Chris Newell is Executive Director and Sr. Partner to Wabanaki Nations for the Abbe Museum in Bar Harbor, Maine. He was born and raised in Motahkmikuhk (Indian Township, Maine) and is a proud citizen of the Passamaquoddy Tribe at Indian Township. Chris is a co-founder of Akomawt Educational Initiative, an educational consultancy working with schools, universities, museums, and all areas of education to incorporate Native perspectives in a culturally competent manner. He is an award-winning museum educator dedicated to expanding the presence of Native content and making a better, more informed world for all peoples.

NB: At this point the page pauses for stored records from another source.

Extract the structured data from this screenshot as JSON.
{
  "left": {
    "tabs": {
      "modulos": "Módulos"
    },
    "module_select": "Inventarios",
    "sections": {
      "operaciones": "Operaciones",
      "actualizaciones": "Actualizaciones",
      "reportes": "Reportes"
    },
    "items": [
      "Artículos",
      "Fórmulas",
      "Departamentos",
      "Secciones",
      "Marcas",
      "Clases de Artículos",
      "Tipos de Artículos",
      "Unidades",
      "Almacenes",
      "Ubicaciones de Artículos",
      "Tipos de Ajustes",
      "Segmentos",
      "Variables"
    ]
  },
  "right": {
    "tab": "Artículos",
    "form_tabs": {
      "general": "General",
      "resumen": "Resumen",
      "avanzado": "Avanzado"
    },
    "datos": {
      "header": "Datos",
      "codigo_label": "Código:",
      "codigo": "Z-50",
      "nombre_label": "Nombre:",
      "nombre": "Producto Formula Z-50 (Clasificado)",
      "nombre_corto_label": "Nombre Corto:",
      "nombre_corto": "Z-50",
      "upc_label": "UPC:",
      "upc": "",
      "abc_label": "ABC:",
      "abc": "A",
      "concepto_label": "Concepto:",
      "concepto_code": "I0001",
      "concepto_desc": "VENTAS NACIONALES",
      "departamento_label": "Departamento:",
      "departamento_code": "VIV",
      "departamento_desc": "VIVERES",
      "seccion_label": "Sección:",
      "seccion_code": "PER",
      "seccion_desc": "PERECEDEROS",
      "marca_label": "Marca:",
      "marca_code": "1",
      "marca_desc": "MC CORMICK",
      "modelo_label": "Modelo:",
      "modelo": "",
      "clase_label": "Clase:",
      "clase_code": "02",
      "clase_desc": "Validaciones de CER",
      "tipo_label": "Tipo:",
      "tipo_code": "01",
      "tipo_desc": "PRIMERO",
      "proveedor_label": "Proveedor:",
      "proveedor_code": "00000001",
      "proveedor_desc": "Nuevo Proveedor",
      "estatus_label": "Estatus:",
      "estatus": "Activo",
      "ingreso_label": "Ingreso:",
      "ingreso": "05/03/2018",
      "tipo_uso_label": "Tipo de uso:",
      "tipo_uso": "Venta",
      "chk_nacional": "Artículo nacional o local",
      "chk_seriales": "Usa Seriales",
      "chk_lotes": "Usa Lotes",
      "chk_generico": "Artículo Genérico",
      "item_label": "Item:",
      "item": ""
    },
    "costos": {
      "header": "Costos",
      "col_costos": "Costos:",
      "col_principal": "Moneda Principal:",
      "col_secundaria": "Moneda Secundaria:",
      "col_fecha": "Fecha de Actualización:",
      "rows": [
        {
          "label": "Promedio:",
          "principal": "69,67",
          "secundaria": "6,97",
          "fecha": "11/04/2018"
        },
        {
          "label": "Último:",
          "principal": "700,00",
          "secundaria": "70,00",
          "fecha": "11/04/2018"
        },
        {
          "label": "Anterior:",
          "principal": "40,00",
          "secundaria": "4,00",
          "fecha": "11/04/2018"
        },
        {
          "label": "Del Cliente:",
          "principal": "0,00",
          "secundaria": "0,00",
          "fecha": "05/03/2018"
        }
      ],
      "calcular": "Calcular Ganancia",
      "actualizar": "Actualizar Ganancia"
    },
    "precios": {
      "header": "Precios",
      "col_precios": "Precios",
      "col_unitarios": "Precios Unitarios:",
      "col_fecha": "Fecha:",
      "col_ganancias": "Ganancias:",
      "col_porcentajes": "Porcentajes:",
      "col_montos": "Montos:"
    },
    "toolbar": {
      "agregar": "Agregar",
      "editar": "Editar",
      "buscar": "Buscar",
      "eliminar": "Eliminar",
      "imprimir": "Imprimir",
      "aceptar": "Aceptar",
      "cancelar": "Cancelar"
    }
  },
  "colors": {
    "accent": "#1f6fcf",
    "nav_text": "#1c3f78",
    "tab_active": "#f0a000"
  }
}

Jane Pickering was appointed as the William and Muriel Seabury Howells Director of the Peabody Museum of Archaeology & Ethnology in 2019. Prior to that she was Executive Director of the Harvard Museums of Science & Culture, a partnership of six museums. She has thirty years’ experience working in university museums, including administrative positions at the Massachusetts Institute of Technology and Yale University. During her career she has focused on the unique opportunities available to university museums for public engagement, through multiple exhibition projects and informal education initiatives. In 2016 she was appointed by former president Barack Obama to the National Museum and Library Services Board.
Lorén M. Spears, Narragansett, Executive Director of Tomaquag Museum, holds a Masters in Education and received a Doctor of Humane Letters, honoris causa, from the University of Rhode Island. She is an author, artist, and shares her cultural knowledge with the public through museum programs. She has written curriculum, poetry, and narratives published in a variety of publications such as Dawnland Voices, An Anthology of Indigenous Writing of New England; Through Our Eyes: An Indigenous View of Mashapaug Pond; The Pursuit of Happiness: An Indigenous View, and From Slaves to Soldiers: The 1st Rhode Island Regiment in the American Revolution. Recently, she co-edited a new edition of A Key into the Language of America by Roger Williams.